ACTION ITEM: Please return every line in the entries below with the word "email" in it.

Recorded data

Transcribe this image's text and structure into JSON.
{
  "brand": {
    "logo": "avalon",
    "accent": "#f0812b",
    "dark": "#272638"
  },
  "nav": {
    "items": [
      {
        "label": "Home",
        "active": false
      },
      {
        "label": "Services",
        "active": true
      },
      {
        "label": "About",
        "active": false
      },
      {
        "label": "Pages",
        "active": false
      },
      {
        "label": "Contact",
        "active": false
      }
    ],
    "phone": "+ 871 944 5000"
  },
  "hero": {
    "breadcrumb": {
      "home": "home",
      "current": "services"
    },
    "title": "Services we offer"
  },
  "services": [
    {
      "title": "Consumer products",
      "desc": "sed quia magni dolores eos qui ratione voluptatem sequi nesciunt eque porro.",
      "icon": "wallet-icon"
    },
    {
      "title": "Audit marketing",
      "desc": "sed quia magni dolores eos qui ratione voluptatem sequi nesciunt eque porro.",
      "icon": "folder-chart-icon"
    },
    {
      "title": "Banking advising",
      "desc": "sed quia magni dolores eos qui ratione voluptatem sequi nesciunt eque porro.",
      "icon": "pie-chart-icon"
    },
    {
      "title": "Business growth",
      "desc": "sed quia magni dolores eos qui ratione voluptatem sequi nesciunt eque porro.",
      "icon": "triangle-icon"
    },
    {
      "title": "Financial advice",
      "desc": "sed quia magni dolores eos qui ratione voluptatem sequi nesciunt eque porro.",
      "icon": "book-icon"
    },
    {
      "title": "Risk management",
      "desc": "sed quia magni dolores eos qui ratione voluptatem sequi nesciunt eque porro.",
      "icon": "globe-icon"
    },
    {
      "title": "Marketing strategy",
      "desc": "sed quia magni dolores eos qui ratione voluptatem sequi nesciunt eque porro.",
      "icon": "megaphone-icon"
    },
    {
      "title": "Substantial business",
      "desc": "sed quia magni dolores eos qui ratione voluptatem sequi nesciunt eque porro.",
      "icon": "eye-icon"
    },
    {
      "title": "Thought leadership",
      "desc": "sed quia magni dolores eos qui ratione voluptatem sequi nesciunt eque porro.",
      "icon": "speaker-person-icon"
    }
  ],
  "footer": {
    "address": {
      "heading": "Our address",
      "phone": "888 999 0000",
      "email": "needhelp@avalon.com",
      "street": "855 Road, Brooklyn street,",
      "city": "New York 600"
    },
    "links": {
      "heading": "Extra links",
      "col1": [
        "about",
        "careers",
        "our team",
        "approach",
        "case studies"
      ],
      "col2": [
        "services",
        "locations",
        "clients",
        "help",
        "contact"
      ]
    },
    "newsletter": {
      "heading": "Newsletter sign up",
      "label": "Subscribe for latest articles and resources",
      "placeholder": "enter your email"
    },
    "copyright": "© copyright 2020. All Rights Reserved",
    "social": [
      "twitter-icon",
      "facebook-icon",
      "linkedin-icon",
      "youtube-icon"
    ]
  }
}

EXERCISE RESULT:
      "email": "needhelp@avalon.com",
      "placeholder": "enter your email"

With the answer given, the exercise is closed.